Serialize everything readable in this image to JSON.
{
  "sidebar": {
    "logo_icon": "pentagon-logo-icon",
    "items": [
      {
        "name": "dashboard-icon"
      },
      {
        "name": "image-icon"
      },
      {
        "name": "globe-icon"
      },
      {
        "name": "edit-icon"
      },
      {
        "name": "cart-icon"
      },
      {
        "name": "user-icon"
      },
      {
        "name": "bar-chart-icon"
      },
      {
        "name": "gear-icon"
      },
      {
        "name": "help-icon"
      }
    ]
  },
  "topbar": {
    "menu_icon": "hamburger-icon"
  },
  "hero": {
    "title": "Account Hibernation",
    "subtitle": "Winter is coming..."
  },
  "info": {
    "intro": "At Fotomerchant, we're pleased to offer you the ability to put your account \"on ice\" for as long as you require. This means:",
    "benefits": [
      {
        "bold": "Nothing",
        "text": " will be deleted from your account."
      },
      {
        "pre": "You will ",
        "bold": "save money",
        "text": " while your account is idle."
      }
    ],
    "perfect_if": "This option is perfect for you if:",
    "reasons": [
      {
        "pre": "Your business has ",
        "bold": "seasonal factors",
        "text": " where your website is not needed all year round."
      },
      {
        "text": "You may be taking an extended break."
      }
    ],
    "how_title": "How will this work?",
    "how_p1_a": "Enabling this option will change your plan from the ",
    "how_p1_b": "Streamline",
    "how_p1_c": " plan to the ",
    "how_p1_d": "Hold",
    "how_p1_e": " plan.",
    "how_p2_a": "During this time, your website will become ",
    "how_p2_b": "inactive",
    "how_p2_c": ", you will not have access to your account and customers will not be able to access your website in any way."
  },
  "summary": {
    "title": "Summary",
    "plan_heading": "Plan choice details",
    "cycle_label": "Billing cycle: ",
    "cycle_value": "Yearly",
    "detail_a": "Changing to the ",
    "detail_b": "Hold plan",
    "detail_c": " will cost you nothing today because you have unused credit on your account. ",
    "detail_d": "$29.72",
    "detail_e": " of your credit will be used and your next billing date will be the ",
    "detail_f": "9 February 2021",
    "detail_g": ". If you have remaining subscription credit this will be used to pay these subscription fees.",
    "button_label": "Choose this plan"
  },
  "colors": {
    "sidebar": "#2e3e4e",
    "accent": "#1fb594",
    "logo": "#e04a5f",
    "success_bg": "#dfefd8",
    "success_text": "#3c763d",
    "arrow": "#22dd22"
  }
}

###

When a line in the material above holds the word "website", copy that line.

**EXERCISE RESPONSE**
        "text": " where your website is not needed all year round."
    "how_p2_a": "During this time, your website will become ",
    "how_p2_c": ", you will not have access to your account and customers will not be able to access your website in any way."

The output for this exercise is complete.